START Input records

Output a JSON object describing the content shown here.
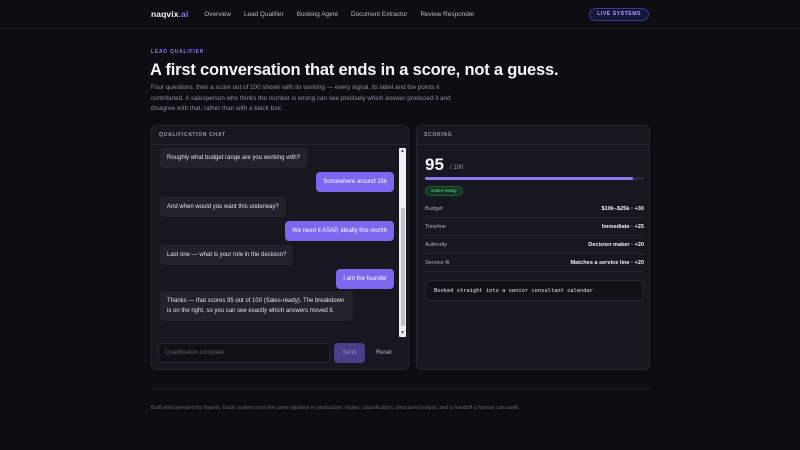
{
  "nav": {
    "logo_main": "naqvix",
    "logo_suffix": ".ai",
    "links": [
      "Overview",
      "Lead Qualifier",
      "Booking Agent",
      "Document Extractor",
      "Review Responder"
    ],
    "badge": "LIVE SYSTEMS"
  },
  "hero": {
    "eyebrow": "LEAD QUALIFIER",
    "title": "A first conversation that ends in a score, not a guess.",
    "description": "Four questions, then a score out of 100 shown with its working — every signal, its label and the points it contributed. A salesperson who thinks the number is wrong can see precisely which answer produced it and disagree with that, rather than with a black box."
  },
  "chat": {
    "header": "QUALIFICATION CHAT",
    "messages": [
      {
        "from": "bot",
        "text": "Roughly what budget range are you working with?"
      },
      {
        "from": "user",
        "text": "Somewhere around 15k"
      },
      {
        "from": "bot",
        "text": "And when would you want this underway?"
      },
      {
        "from": "user",
        "text": "We need it ASAP, ideally this month"
      },
      {
        "from": "bot",
        "text": "Last one — what is your role in the decision?"
      },
      {
        "from": "user",
        "text": "I am the founder"
      },
      {
        "from": "bot",
        "text": "Thanks — that scores 95 out of 100 (Sales-ready). The breakdown is on the right, so you can see exactly which answers moved it."
      }
    ],
    "input_placeholder": "Qualification complete",
    "send_label": "Send",
    "reset_label": "Reset"
  },
  "scoring": {
    "header": "SCORING",
    "score": "95",
    "max": "/ 100",
    "fill_percent": 95,
    "status": "Sales-ready",
    "rows": [
      {
        "label": "Budget",
        "value": "$10k–$25k · +30"
      },
      {
        "label": "Timeline",
        "value": "Immediate · +25"
      },
      {
        "label": "Authority",
        "value": "Decision maker · +20"
      },
      {
        "label": "Service fit",
        "value": "Matches a service line · +20"
      }
    ],
    "handoff": "Booked straight into a senior consultant calendar"
  },
  "footer": "Built and operated by Naqvix. Each system runs the same pipeline in production: intake, classification, structured output, and a handoff a human can audit.",
  "colors": {
    "accent": "#8b7cf6",
    "user_bubble": "#7a68ee",
    "success": "#5fd69a",
    "background": "#0d0d13"
  }
}
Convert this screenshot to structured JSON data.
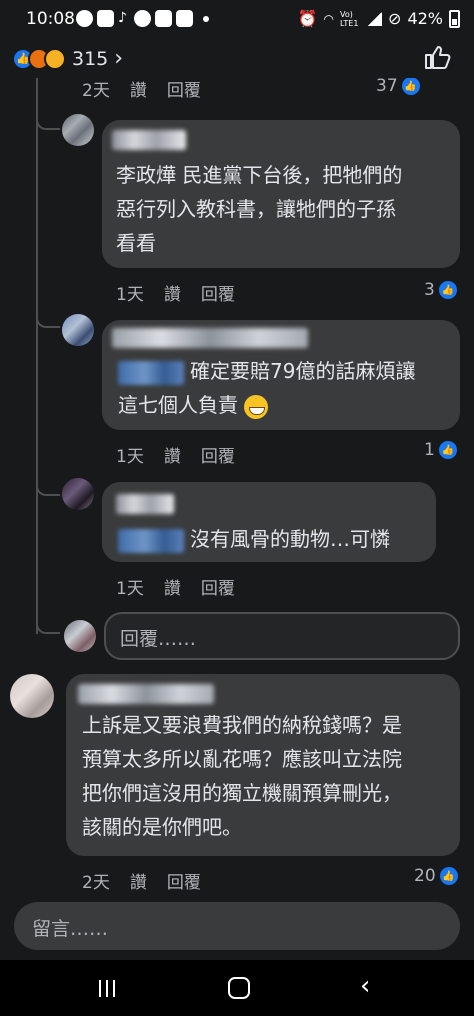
{
  "status_bar": {
    "time": "10:08",
    "network": "Vo) LTE1",
    "battery": "42%"
  },
  "header": {
    "reaction_count": "315",
    "reactions": [
      "like-icon",
      "angry-icon",
      "haha-icon"
    ]
  },
  "top_partial": {
    "meta": [
      "2天",
      "讚",
      "回覆"
    ],
    "likes": "37"
  },
  "comments": [
    {
      "text_lines": [
        "李政燁 民進黨下台後，把牠們的",
        "惡行列入教科書，讓牠們的子孫",
        "看看"
      ],
      "meta": [
        "1天",
        "讚",
        "回覆"
      ],
      "likes": "3"
    },
    {
      "text_lines": [
        "確定要賠79億的話麻煩讓",
        "這七個人負責"
      ],
      "meta": [
        "1天",
        "讚",
        "回覆"
      ],
      "likes": "1"
    },
    {
      "text_lines": [
        "沒有風骨的動物…可憐"
      ],
      "meta": [
        "1天",
        "讚",
        "回覆"
      ],
      "likes": ""
    }
  ],
  "reply_placeholder": "回覆……",
  "main_comment": {
    "text_lines": [
      "上訴是又要浪費我們的納稅錢嗎？是",
      "預算太多所以亂花嗎？應該叫立法院",
      "把你們這沒用的獨立機關預算刪光，",
      "該關的是你們吧。"
    ],
    "meta": [
      "2天",
      "讚",
      "回覆"
    ],
    "likes": "20"
  },
  "comment_placeholder": "留言……",
  "colors": {
    "background": "#18191a",
    "bubble": "#3a3b3c",
    "text": "#e4e6eb",
    "meta": "#b0b3b8",
    "like_blue": "#1877f2"
  }
}
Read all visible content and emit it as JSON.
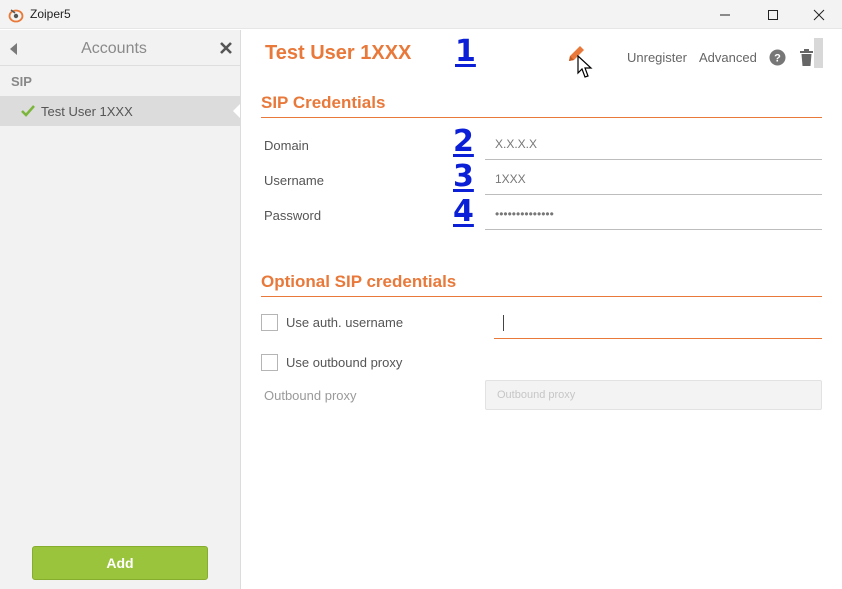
{
  "window": {
    "title": "Zoiper5"
  },
  "sidebar": {
    "title": "Accounts",
    "section": "SIP",
    "accounts": [
      {
        "name": "Test User 1XXX",
        "status": "registered"
      }
    ],
    "add_label": "Add"
  },
  "account": {
    "title": "Test User 1XXX",
    "actions": {
      "unregister": "Unregister",
      "advanced": "Advanced"
    }
  },
  "markers": [
    "1",
    "2",
    "3",
    "4"
  ],
  "sip_credentials": {
    "title": "SIP Credentials",
    "fields": [
      {
        "label": "Domain",
        "value": "X.X.X.X"
      },
      {
        "label": "Username",
        "value": "1XXX"
      },
      {
        "label": "Password",
        "value": "••••••••••••••"
      }
    ]
  },
  "optional_credentials": {
    "title": "Optional SIP credentials",
    "use_auth_username": {
      "label": "Use auth. username",
      "checked": false,
      "value": ""
    },
    "use_outbound_proxy": {
      "label": "Use outbound proxy",
      "checked": false
    },
    "outbound_proxy": {
      "label": "Outbound proxy",
      "placeholder": "Outbound proxy"
    }
  },
  "colors": {
    "accent": "#e8793a",
    "add_button": "#9ac43b",
    "marker": "#0a1fd6"
  }
}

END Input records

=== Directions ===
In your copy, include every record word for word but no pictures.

=== Reply to the exercise ===
Output a JSON object describing the content shown here.
{
  "nav": {
    "logo_main": "naqvix",
    "logo_suffix": ".ai",
    "links": [
      "Overview",
      "Lead Qualifier",
      "Booking Agent",
      "Document Extractor",
      "Review Responder"
    ],
    "badge": "LIVE SYSTEMS"
  },
  "hero": {
    "eyebrow": "LEAD QUALIFIER",
    "title": "A first conversation that ends in a score, not a guess.",
    "description": "Four questions, then a score out of 100 shown with its working — every signal, its label and the points it contributed. A salesperson who thinks the number is wrong can see precisely which answer produced it and disagree with that, rather than with a black box."
  },
  "chat": {
    "header": "QUALIFICATION CHAT",
    "messages": [
      {
        "from": "bot",
        "text": "Roughly what budget range are you working with?"
      },
      {
        "from": "user",
        "text": "Somewhere around 15k"
      },
      {
        "from": "bot",
        "text": "And when would you want this underway?"
      },
      {
        "from": "user",
        "text": "We need it ASAP, ideally this month"
      },
      {
        "from": "bot",
        "text": "Last one — what is your role in the decision?"
      },
      {
        "from": "user",
        "text": "I am the founder"
      },
      {
        "from": "bot",
        "text": "Thanks — that scores 95 out of 100 (Sales-ready). The breakdown is on the right, so you can see exactly which answers moved it."
      }
    ],
    "input_placeholder": "Qualification complete",
    "send_label": "Send",
    "reset_label": "Reset"
  },
  "scoring": {
    "header": "SCORING",
    "score": "95",
    "max": "/ 100",
    "fill_percent": 95,
    "status": "Sales-ready",
    "rows": [
      {
        "label": "Budget",
        "value": "$10k–$25k · +30"
      },
      {
        "label": "Timeline",
        "value": "Immediate · +25"
      },
      {
        "label": "Authority",
        "value": "Decision maker · +20"
      },
      {
        "label": "Service fit",
        "value": "Matches a service line · +20"
      }
    ],
    "handoff": "Booked straight into a senior consultant calendar"
  },
  "footer": "Built and operated by Naqvix. Each system runs the same pipeline in production: intake, classification, structured output, and a handoff a human can audit.",
  "colors": {
    "accent": "#8b7cf6",
    "user_bubble": "#7a68ee",
    "success": "#5fd69a",
    "background": "#0d0d13"
  }
}
Convert this screenshot to structured JSON data.
{
  "status_bar": {
    "time": "10:08",
    "network": "Vo) LTE1",
    "battery": "42%"
  },
  "header": {
    "reaction_count": "315",
    "reactions": [
      "like-icon",
      "angry-icon",
      "haha-icon"
    ]
  },
  "top_partial": {
    "meta": [
      "2天",
      "讚",
      "回覆"
    ],
    "likes": "37"
  },
  "comments": [
    {
      "text_lines": [
        "李政燁 民進黨下台後，把牠們的",
        "惡行列入教科書，讓牠們的子孫",
        "看看"
      ],
      "meta": [
        "1天",
        "讚",
        "回覆"
      ],
      "likes": "3"
    },
    {
      "text_lines": [
        "確定要賠79億的話麻煩讓",
        "這七個人負責"
      ],
      "meta": [
        "1天",
        "讚",
        "回覆"
      ],
      "likes": "1"
    },
    {
      "text_lines": [
        "沒有風骨的動物…可憐"
      ],
      "meta": [
        "1天",
        "讚",
        "回覆"
      ],
      "likes": ""
    }
  ],
  "reply_placeholder": "回覆……",
  "main_comment": {
    "text_lines": [
      "上訴是又要浪費我們的納稅錢嗎？是",
      "預算太多所以亂花嗎？應該叫立法院",
      "把你們這沒用的獨立機關預算刪光，",
      "該關的是你們吧。"
    ],
    "meta": [
      "2天",
      "讚",
      "回覆"
    ],
    "likes": "20"
  },
  "comment_placeholder": "留言……",
  "colors": {
    "background": "#18191a",
    "bubble": "#3a3b3c",
    "text": "#e4e6eb",
    "meta": "#b0b3b8",
    "like_blue": "#1877f2"
  }
}
Read all visible content and emit it as JSON.
{
  "window": {
    "title": "Zoiper5"
  },
  "sidebar": {
    "title": "Accounts",
    "section": "SIP",
    "accounts": [
      {
        "name": "Test User 1XXX",
        "status": "registered"
      }
    ],
    "add_label": "Add"
  },
  "account": {
    "title": "Test User 1XXX",
    "actions": {
      "unregister": "Unregister",
      "advanced": "Advanced"
    }
  },
  "markers": [
    "1",
    "2",
    "3",
    "4"
  ],
  "sip_credentials": {
    "title": "SIP Credentials",
    "fields": [
      {
        "label": "Domain",
        "value": "X.X.X.X"
      },
      {
        "label": "Username",
        "value": "1XXX"
      },
      {
        "label": "Password",
        "value": "••••••••••••••"
      }
    ]
  },
  "optional_credentials": {
    "title": "Optional SIP credentials",
    "use_auth_username": {
      "label": "Use auth. username",
      "checked": false,
      "value": ""
    },
    "use_outbound_proxy": {
      "label": "Use outbound proxy",
      "checked": false
    },
    "outbound_proxy": {
      "label": "Outbound proxy",
      "placeholder": "Outbound proxy"
    }
  },
  "colors": {
    "accent": "#e8793a",
    "add_button": "#9ac43b",
    "marker": "#0a1fd6"
  }
}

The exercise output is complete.